Except for the pictures, reproduce the records word for word.

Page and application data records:
____________________
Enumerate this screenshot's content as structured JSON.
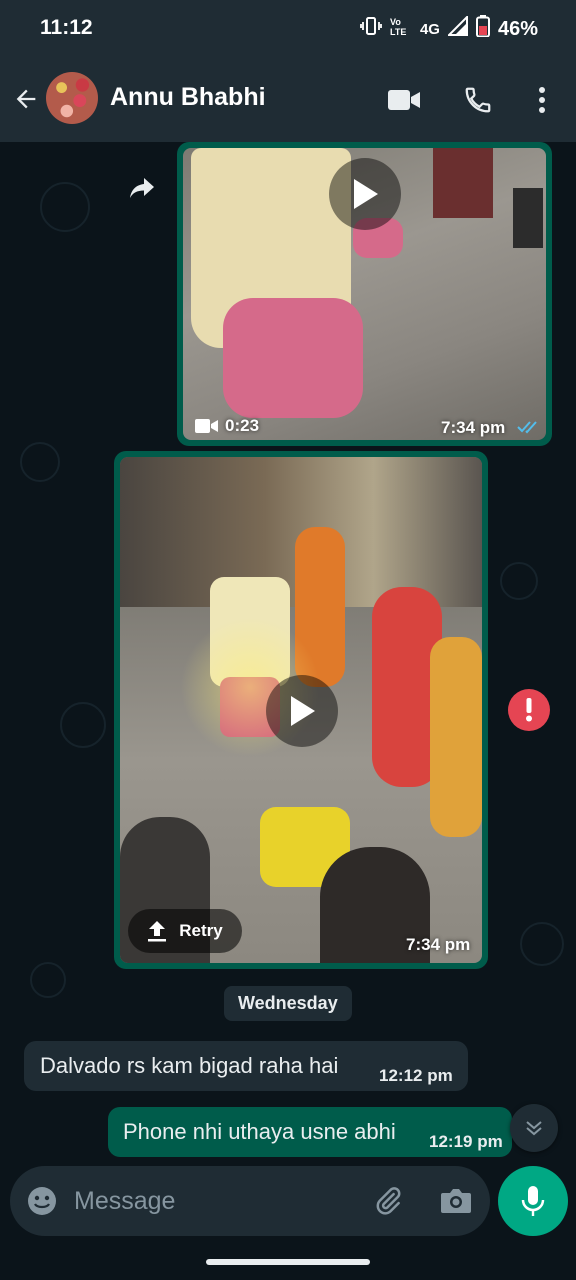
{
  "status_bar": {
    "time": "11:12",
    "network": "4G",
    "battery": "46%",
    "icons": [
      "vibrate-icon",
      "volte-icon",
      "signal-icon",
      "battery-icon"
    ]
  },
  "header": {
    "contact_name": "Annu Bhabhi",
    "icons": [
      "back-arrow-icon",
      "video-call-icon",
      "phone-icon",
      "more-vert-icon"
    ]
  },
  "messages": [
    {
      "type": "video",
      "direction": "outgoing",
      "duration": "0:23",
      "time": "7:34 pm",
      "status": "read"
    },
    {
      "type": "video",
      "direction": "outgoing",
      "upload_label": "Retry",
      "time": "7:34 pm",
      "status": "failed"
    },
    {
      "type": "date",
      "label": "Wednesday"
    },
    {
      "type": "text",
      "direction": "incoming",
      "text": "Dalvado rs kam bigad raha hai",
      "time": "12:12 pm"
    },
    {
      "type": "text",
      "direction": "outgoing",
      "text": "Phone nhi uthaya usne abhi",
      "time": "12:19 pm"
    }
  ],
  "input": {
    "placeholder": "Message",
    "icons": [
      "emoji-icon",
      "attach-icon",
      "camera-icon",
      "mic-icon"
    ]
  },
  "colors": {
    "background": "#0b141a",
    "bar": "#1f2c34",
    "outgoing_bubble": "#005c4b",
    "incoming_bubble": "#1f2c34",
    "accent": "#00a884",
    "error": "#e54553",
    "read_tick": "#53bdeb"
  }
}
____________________
• Problem solution
Enumerate this screenshot's content as structured JSON.
{
  "status_bar": {
    "time": "11:12",
    "network": "4G",
    "battery": "46%",
    "icons": [
      "vibrate-icon",
      "volte-icon",
      "signal-icon",
      "battery-icon"
    ]
  },
  "header": {
    "contact_name": "Annu Bhabhi",
    "icons": [
      "back-arrow-icon",
      "video-call-icon",
      "phone-icon",
      "more-vert-icon"
    ]
  },
  "messages": [
    {
      "type": "video",
      "direction": "outgoing",
      "duration": "0:23",
      "time": "7:34 pm",
      "status": "read"
    },
    {
      "type": "video",
      "direction": "outgoing",
      "upload_label": "Retry",
      "time": "7:34 pm",
      "status": "failed"
    },
    {
      "type": "date",
      "label": "Wednesday"
    },
    {
      "type": "text",
      "direction": "incoming",
      "text": "Dalvado rs kam bigad raha hai",
      "time": "12:12 pm"
    },
    {
      "type": "text",
      "direction": "outgoing",
      "text": "Phone nhi uthaya usne abhi",
      "time": "12:19 pm"
    }
  ],
  "input": {
    "placeholder": "Message",
    "icons": [
      "emoji-icon",
      "attach-icon",
      "camera-icon",
      "mic-icon"
    ]
  },
  "colors": {
    "background": "#0b141a",
    "bar": "#1f2c34",
    "outgoing_bubble": "#005c4b",
    "incoming_bubble": "#1f2c34",
    "accent": "#00a884",
    "error": "#e54553",
    "read_tick": "#53bdeb"
  }
}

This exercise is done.